▶ _Task item_
Please tally the lines of the listing that hold the string "format", and reply with that total only.

▶ _Records to process_
# # #
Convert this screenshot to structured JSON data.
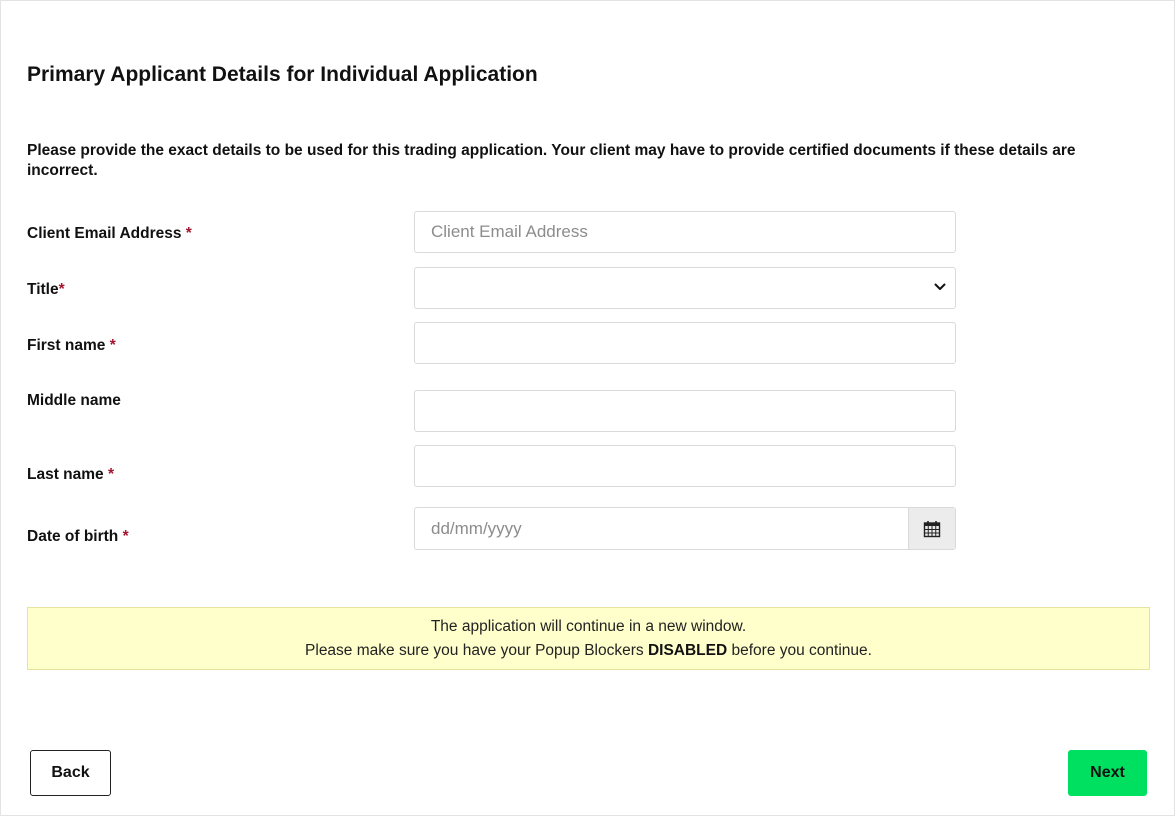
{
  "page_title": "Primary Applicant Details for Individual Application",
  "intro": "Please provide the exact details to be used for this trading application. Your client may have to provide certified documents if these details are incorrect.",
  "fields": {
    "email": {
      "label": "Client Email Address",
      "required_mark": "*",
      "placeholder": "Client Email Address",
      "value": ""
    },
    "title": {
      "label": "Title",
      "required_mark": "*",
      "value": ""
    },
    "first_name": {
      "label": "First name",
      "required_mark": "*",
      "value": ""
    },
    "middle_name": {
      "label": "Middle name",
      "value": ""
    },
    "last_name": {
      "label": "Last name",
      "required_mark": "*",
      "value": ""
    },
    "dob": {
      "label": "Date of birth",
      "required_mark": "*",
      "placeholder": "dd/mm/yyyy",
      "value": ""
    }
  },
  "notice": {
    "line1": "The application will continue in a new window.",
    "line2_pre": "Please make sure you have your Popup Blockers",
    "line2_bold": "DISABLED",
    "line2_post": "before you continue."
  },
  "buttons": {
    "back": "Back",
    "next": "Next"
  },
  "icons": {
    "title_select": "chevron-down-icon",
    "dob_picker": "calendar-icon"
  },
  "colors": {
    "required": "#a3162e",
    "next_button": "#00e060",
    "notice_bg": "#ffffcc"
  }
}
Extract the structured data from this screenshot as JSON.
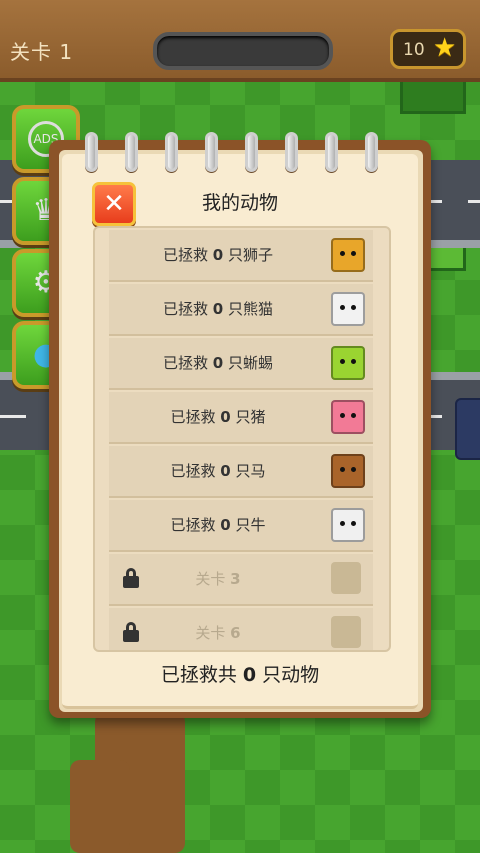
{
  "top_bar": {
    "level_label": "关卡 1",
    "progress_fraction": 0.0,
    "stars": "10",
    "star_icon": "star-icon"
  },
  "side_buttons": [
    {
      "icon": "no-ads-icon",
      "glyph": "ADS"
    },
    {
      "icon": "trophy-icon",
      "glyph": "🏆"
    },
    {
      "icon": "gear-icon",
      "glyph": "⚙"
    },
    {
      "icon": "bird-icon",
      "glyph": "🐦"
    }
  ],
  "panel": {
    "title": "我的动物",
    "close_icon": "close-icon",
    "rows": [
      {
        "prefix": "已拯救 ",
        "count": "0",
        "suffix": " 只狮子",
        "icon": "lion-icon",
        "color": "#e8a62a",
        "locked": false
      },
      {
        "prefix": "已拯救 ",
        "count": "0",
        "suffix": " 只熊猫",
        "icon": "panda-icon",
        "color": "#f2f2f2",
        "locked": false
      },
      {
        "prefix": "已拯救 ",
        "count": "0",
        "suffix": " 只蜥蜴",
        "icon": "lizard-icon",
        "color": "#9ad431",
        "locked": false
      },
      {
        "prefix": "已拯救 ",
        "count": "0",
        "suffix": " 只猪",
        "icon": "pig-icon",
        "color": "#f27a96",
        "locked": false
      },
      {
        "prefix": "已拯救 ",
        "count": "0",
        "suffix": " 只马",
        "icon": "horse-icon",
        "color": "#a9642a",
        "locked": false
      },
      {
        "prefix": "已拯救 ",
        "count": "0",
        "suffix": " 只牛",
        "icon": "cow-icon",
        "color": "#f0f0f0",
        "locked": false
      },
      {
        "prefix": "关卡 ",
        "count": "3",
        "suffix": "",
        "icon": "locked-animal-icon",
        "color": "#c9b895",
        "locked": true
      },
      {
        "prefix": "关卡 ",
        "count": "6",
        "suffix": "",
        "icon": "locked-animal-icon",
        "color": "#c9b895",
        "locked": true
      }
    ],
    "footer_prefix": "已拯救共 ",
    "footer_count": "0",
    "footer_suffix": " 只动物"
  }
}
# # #
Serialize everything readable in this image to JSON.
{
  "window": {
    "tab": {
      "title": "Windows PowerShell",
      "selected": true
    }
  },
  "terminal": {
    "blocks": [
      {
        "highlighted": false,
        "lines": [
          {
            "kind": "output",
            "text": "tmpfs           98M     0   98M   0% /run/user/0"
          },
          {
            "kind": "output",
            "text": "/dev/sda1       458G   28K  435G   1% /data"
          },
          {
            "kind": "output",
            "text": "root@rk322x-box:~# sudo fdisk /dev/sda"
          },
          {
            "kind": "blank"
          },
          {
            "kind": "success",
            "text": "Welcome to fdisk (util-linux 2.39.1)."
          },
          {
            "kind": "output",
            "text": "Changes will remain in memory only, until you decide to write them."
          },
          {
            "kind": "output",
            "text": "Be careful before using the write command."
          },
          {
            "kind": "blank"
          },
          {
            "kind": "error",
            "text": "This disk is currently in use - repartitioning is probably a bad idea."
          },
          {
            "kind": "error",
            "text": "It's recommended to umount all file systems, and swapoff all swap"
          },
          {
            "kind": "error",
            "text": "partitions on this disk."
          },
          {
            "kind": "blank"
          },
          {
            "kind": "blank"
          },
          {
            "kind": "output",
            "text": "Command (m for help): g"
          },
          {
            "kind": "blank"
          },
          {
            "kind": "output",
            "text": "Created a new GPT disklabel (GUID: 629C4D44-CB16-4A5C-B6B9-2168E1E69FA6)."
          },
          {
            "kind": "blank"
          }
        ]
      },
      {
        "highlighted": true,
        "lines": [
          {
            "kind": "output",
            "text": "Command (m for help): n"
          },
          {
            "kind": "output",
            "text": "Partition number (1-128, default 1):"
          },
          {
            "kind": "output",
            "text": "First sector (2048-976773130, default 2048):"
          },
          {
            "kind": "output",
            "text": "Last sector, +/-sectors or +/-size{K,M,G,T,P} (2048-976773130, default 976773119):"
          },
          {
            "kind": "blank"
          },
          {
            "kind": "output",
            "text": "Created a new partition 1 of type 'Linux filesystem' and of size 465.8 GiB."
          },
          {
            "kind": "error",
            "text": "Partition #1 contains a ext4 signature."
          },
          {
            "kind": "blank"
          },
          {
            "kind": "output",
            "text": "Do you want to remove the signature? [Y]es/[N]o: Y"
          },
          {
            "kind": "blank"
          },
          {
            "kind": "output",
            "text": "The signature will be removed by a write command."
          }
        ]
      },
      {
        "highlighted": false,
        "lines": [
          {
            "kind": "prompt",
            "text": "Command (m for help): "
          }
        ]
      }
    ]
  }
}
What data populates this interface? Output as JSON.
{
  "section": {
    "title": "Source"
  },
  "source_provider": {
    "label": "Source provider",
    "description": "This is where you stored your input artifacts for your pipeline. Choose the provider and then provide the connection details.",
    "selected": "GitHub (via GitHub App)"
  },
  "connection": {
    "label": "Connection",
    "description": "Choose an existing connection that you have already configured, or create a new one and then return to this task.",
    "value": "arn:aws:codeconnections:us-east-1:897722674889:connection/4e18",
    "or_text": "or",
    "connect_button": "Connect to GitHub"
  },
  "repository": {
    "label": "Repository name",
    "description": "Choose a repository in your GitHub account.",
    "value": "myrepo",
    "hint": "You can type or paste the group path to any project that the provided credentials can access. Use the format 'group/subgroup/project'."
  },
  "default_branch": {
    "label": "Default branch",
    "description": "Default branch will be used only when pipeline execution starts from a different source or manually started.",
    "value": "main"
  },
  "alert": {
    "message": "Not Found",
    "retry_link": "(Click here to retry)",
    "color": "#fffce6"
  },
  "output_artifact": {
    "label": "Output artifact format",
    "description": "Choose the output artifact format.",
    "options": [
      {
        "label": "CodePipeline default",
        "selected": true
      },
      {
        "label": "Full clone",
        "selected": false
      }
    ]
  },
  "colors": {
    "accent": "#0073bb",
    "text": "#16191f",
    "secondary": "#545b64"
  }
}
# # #
▶ _Your response_
3